6. The main reason <em>Deadlight: Director’s Cut</em> even exists is to bring an interesting game idea to Sony’s users for the first time ever. Beyond that, players would have to forgive the cliches, stubborn controls, and uneven pacing to appreciate the rare exciting set piece and overall beauty in the art style.. Tequila Works. . Deadlight: Director's Cut

A copy of this game was provided to App Trigger for the purpose of this review.

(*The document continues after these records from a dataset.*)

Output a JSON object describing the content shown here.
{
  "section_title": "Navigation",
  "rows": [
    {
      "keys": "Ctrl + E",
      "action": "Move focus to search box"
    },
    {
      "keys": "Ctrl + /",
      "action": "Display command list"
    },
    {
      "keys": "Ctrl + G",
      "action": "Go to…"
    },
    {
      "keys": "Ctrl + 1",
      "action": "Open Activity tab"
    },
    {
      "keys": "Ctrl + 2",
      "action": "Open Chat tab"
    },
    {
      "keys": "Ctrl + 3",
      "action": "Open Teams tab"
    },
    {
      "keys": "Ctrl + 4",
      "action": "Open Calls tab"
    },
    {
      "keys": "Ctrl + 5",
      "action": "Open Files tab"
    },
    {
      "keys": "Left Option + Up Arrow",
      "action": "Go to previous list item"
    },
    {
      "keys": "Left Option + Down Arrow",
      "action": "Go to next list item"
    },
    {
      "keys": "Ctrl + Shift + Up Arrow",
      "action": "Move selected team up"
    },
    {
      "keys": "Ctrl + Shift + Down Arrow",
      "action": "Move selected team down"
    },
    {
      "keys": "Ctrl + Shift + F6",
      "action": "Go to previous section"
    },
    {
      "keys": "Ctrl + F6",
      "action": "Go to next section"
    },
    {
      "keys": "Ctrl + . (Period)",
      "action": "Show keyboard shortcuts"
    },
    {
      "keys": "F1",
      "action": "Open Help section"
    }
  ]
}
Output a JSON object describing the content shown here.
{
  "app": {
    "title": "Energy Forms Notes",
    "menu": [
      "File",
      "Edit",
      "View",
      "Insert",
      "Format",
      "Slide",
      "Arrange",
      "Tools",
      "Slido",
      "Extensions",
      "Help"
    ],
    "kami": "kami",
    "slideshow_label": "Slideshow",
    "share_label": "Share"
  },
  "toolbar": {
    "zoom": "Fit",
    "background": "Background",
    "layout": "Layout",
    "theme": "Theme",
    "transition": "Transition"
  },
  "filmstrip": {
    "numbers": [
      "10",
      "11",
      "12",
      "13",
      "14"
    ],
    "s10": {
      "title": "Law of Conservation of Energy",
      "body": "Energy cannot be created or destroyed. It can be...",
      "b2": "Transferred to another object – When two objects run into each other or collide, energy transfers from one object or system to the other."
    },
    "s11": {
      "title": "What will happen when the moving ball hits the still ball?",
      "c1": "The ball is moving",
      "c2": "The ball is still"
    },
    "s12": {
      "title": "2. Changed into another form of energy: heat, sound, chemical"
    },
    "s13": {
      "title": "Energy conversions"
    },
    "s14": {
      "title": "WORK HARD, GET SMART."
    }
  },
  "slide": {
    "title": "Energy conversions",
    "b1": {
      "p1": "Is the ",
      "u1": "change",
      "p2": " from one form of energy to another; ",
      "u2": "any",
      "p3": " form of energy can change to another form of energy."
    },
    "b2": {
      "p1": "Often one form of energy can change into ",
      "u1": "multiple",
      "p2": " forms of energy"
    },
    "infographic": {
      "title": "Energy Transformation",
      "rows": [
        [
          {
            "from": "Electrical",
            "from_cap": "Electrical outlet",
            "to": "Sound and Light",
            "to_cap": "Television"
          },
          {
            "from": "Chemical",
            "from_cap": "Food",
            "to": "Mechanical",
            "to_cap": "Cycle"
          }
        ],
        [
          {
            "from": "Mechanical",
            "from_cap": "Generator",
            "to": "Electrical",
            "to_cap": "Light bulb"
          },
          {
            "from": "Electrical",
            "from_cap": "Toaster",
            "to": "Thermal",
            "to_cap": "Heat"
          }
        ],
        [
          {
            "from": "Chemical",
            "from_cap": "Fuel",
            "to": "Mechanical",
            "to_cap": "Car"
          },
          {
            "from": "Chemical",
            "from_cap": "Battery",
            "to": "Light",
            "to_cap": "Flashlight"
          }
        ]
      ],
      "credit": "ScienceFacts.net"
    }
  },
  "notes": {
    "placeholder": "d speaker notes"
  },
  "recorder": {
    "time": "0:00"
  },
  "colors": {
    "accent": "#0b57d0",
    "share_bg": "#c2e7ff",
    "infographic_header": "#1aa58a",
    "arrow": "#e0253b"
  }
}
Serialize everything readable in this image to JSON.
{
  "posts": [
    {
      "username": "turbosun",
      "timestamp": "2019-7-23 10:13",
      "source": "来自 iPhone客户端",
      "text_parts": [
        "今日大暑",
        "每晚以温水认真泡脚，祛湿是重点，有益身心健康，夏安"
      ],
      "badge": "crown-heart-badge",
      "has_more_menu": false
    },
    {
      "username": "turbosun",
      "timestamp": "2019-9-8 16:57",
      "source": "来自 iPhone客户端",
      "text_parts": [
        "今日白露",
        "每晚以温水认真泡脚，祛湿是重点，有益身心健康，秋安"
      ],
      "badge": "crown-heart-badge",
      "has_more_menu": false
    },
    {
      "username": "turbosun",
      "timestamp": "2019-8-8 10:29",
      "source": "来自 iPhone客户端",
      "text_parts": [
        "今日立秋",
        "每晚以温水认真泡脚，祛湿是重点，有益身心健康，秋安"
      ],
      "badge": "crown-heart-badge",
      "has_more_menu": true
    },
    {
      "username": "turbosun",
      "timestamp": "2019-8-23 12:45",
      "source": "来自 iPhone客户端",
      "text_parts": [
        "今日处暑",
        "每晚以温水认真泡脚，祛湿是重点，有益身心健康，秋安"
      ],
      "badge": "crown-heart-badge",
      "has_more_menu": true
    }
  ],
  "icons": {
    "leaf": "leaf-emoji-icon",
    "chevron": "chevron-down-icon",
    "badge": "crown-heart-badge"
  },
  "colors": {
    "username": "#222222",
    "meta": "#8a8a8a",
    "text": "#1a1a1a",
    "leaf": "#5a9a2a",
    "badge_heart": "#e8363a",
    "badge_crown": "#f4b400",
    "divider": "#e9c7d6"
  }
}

All scores are ranked out of 10, with .5 increments. Click here to learn more about our Review Policy.